Many people have no choice but to use day care. This post is not for them, at least in their current position. The last thing I want to do is add to their burdens.
But many people do have a choice. This is for them.
In the early 90’s part of my job was to manage the financial support for the Human Resources department at a Fortune 50 company. We had some excess space in a building and I asked the Senior VP of HR whether he considered using it for an on-site day care. He gave his reasons why it might not work out well (What if your kid beats up my kid? What if an illness spreads and lots of people have to stay home with their kids? Etc.).
But the money quote came when he explained why he didn’t think much of day care: ” . . . because there is no G*d-d**n way I’m going to let somebody else raise my kid.”
It certainly wasn’t the politically correct answer I expected from someone in his position, but I appreciated his honesty.
At the time we had our first child my wife had a successful career going and we could have had a big pile of money on the table if she had kept working. We’ve made other smart and dumb financial moves, but we have never regretted having her stay home their first 10-12 years, and then having a career that coincided with their school calendar. Not for a second.
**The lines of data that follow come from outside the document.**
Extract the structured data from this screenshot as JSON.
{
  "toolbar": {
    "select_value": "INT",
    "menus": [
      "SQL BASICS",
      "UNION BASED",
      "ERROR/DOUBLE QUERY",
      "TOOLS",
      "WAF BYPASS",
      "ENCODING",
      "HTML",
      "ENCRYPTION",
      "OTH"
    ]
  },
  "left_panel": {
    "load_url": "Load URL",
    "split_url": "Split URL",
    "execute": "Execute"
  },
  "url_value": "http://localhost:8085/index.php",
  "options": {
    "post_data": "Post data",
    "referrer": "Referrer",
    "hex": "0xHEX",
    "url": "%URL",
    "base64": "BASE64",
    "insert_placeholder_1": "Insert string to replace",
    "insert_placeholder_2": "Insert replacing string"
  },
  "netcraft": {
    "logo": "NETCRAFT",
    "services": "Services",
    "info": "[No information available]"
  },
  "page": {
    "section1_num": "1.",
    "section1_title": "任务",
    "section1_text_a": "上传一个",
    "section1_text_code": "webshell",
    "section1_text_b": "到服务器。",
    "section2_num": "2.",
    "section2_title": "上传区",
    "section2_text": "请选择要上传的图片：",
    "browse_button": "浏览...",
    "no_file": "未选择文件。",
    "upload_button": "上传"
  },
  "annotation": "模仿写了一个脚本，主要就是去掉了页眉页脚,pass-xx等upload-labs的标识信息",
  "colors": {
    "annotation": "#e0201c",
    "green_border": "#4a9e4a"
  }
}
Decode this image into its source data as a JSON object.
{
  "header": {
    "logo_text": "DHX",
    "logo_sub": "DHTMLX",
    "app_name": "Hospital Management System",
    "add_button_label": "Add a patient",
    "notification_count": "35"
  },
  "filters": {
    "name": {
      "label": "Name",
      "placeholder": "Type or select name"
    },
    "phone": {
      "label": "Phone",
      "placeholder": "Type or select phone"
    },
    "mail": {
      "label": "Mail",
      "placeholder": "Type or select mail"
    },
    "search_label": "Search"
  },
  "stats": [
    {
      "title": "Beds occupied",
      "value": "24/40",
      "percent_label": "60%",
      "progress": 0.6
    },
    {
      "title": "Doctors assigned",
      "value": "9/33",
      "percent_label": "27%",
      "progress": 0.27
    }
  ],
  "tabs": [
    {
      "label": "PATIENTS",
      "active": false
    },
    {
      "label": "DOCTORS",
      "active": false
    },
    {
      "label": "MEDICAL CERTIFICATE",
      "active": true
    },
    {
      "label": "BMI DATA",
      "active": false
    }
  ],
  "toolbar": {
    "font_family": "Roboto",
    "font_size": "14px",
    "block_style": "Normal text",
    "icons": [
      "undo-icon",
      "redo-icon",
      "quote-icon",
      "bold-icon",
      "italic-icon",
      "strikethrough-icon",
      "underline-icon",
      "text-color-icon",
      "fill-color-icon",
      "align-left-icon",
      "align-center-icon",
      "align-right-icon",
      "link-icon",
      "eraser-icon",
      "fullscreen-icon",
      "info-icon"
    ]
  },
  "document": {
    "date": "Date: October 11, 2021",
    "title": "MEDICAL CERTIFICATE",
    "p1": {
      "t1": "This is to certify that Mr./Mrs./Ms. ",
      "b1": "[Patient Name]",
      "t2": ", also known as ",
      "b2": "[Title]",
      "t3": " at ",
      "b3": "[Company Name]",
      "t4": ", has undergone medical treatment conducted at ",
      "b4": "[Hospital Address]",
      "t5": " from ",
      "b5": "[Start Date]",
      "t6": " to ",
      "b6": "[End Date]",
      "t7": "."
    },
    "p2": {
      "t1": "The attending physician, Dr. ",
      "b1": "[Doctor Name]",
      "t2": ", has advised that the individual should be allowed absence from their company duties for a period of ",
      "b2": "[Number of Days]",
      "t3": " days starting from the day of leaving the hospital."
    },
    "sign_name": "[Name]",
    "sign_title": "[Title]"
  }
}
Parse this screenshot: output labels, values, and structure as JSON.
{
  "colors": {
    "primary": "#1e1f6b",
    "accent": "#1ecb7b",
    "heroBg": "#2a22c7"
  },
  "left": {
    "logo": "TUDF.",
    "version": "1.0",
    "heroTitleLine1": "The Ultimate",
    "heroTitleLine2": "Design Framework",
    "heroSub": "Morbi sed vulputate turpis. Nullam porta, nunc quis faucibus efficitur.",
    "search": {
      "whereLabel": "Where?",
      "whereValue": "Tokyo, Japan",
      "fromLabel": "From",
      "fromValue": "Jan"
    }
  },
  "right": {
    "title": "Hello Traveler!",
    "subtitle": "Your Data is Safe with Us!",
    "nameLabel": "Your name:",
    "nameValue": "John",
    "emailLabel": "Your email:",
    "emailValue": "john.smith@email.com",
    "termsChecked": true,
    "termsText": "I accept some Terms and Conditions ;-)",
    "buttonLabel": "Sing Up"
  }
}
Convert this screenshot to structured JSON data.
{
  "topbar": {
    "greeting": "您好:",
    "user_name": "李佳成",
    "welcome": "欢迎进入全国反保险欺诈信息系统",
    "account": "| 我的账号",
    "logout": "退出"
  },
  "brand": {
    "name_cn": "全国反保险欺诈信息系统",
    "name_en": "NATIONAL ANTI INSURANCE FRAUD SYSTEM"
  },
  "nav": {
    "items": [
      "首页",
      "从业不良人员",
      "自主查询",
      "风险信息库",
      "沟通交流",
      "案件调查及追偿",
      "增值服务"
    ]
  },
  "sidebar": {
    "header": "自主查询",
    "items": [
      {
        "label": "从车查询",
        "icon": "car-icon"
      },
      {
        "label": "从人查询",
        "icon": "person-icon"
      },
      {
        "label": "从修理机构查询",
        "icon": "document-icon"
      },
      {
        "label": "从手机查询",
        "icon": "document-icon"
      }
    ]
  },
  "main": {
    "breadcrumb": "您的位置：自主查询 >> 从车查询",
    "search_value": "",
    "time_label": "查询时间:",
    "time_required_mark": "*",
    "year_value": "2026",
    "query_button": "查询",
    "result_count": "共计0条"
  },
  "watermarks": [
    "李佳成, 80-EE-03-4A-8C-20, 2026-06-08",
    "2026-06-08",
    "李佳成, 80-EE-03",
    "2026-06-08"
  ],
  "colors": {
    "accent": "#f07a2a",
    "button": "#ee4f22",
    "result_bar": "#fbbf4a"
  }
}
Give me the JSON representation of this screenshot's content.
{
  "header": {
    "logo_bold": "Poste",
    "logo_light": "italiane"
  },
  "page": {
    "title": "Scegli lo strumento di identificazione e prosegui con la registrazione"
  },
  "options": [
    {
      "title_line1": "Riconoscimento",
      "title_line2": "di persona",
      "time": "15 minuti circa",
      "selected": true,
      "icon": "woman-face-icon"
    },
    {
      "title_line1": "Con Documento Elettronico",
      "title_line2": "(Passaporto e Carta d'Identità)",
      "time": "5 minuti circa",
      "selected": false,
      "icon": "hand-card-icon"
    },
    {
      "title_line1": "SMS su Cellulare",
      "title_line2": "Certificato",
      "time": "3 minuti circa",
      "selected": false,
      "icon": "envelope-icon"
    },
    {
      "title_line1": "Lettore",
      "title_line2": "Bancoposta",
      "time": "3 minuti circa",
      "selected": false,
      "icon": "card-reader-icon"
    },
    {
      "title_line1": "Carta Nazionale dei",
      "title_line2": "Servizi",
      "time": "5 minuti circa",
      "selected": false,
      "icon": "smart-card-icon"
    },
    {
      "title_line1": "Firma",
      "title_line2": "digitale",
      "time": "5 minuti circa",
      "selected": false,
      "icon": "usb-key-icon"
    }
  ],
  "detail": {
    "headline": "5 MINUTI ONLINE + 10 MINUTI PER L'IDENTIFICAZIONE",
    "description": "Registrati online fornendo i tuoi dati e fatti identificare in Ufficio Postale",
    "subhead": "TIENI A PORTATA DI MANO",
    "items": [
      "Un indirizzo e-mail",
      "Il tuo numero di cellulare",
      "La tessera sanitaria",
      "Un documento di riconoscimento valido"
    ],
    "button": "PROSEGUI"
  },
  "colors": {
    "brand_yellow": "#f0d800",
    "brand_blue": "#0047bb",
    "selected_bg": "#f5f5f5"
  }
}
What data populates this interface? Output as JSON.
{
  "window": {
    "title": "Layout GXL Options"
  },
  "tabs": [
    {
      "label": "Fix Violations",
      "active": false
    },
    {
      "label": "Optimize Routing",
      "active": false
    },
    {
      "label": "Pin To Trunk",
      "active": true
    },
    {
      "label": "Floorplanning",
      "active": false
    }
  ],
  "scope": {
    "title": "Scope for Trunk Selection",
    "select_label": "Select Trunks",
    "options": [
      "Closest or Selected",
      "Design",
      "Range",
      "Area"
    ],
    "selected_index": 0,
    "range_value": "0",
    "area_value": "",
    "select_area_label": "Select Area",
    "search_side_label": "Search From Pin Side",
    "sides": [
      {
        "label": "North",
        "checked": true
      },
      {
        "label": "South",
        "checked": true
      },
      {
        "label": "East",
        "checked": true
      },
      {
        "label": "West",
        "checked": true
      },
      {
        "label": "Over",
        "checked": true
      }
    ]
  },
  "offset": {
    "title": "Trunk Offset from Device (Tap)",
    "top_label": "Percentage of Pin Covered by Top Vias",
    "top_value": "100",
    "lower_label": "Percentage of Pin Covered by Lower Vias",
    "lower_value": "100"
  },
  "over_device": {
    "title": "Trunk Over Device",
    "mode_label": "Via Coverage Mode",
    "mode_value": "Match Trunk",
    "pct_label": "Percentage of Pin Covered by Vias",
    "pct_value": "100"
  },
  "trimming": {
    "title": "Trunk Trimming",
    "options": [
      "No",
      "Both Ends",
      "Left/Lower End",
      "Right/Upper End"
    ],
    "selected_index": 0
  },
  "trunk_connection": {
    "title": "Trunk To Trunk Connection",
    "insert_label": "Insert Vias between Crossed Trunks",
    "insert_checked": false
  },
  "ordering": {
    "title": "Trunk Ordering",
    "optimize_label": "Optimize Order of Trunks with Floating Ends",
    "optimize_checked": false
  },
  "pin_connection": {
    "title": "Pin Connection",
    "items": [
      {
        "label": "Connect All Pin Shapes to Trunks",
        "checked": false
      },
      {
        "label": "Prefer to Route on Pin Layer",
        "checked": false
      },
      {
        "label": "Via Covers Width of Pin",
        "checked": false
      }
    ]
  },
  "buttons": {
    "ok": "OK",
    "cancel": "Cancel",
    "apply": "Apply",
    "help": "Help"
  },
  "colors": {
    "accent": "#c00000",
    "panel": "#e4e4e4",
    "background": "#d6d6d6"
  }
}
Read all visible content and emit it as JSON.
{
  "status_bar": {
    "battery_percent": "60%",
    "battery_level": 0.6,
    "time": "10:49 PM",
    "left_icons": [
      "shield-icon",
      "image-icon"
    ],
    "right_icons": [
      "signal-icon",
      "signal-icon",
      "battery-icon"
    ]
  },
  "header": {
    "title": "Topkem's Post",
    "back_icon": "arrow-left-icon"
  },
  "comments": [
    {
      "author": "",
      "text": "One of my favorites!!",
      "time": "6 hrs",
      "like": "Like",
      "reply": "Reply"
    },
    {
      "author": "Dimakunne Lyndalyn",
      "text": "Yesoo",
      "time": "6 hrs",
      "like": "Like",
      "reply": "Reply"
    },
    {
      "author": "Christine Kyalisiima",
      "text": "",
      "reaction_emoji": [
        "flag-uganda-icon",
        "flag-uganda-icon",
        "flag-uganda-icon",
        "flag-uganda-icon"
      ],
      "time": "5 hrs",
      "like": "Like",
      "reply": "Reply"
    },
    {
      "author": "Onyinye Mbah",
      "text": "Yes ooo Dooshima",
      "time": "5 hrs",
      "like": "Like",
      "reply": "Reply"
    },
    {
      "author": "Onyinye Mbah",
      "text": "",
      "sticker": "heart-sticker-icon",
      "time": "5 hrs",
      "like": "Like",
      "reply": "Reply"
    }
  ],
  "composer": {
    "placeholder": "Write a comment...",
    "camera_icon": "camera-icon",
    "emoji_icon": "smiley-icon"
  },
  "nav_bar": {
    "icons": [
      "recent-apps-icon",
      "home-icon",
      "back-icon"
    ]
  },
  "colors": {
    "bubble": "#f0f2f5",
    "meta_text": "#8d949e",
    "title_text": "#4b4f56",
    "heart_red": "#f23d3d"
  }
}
My advice to young couples is to learn to live on one income. Save the 2nd income. I give my wife credit for driving us to that. When we got married she made it clear that she planned to stay home with the kids, at least while they were young. Kids were a foreign concept to me at the time so I went along with the plan. We made house and car decisions solely based on my salary, so when she quit her job we had some money saved and didn’t change our standard of living at all. OK, we slept less and changed lots of diapers, but we didn’t change our spending habits.
If you have young kids and you both work, ask yourself how badly you need the bigger house and fancier cars.
It is such a basic human concept that you can live with less until you’ve had more. People think they have to work but they really don’t. Don’t sacrifice the well-being of your children to maintain material possessions that won’t last.
The myth is that no one sacrifices. The reality is that you sacrifice possessions or you sacrifice part of your kids.
It isn’t that dads have to provide 100% of the resources and moms have to provide 100% of the caring. Maybe it is more like 70/30 or so.
Here’s a final thought that I always share with my departments at introductory meetings: All your money and all your success cannot buy your kids a second childhood.